Back in December I admitted in this column that my knowledge of the Maddiston area was a lot poorer than it should have been. I also praised the Maddiston and Rumford Local History Group, and David Leask in particular, for their efforts over many years. I should have waited a few weeks because I now have in my possession an amazing book just published in which David tells the story of Muiravonside, the parish established in the 17th century when it was divided off from Falkirk. Although Maddiston gets full treatment, the book covers every village, settlement, mansion house, farm and colliery in the district and very much more.
But it is far more than a history book. It is a huge collection of facts, anecdotes, memories, newspaper reports and photographs, all part of the huge collection of information compiled by David and his colleagues over many decades.
The first part of the book is a historical tour (five actually) through the parish visiting the surviving buildings and settlements and recalling those that have disappeared. Whitecross, Avonbridge, Blackbraes, Standburn, Rumford, Causewayend, Craigend, Redford, Kendieshill, Stanrigg – the list goes on and on and David provides information on the families who lived and worked there in the past and the agriculture and industry that provided their livelihoods. As well as these still familiar places we are also reminded of more obscure ones like Foggermountain, Farrenrigg, Drumbroider, Beedyke, Toppylands, Mounthooley and Gilandersland. The collieries, brickworks and railways are included in the tours along with the inns and pubs that sustained the hard working miners.
There are also what David calls the ‘‘big hooses’’ like Lathallan, now sadly in near ruin, Manuel House, Muiravonside, the long lost home of the Stirling family, and Vellore, given that name in the 1780s by a Major Duncan who modified the existing house to look like Fort Vellore in India where he had served. Parkhall, which is now the Haining Care Home, is another handsome survivor.
The second part has various themes like education, church life and gala days. For those who attended schools in the area during the last 60 or 70 years this part will be a real walk down memory lane with many pictures of the buildings and the teachers who served in them, as well as descriptions of the lessons taught.
The churches (and there were plenty of them) are also described and well illustrated, from the ancient nunnery of Manuel to the various denominations of the 19th and 20th centuries and their ministers. Gala days were popular from before the First World War through to 1996 when the last one was held and David has gathered a great number of pictures of the gala queens in all their finery. So if you (or your granny) wore the crown from the 1950s on there’s a good chance that she is in the book.
I specially enjoyed reading the section on the games children played like five stars, kick the can, and aeroplane beds for which David has kindly provided a drawing in case you fancy getting out the chalk and the peever!
For anybody with a connection to the area this book is a ‘‘must have’’. With over 350 pictures mostly in colour there is a memory on every page and it’s a snip at £10. You can get a copy by contacting the Maddiston and Rumford Society at firstname.lastname@example.org or by calling 01324 715634.

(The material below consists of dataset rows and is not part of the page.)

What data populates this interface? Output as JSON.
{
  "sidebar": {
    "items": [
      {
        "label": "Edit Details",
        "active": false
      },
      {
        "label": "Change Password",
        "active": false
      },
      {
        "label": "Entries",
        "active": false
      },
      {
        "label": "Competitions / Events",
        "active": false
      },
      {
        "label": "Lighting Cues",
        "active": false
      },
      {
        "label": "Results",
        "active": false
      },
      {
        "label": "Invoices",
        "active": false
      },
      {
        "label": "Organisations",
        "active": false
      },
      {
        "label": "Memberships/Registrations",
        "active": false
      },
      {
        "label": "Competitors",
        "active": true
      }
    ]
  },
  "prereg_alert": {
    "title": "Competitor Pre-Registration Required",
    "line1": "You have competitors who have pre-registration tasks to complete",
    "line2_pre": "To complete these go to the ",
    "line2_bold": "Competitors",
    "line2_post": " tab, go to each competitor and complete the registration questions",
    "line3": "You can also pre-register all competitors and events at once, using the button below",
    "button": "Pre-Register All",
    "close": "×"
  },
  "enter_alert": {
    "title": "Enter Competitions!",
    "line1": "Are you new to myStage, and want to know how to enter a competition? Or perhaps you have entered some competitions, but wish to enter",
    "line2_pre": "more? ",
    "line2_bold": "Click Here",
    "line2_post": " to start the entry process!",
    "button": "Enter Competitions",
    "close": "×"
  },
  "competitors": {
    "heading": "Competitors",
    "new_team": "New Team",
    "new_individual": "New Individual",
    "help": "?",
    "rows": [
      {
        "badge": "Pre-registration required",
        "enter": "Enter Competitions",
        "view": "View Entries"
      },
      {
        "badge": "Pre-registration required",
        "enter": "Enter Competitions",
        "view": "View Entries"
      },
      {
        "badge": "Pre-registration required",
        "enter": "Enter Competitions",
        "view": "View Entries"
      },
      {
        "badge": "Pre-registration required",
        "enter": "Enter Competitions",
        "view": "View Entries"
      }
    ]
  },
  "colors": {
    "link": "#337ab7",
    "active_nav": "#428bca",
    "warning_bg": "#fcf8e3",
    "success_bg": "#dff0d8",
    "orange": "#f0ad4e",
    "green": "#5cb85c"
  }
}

Introducing the book David says: “A few of us remember how it was and we have tried to recreate those memories in these pages”.
They certainly have.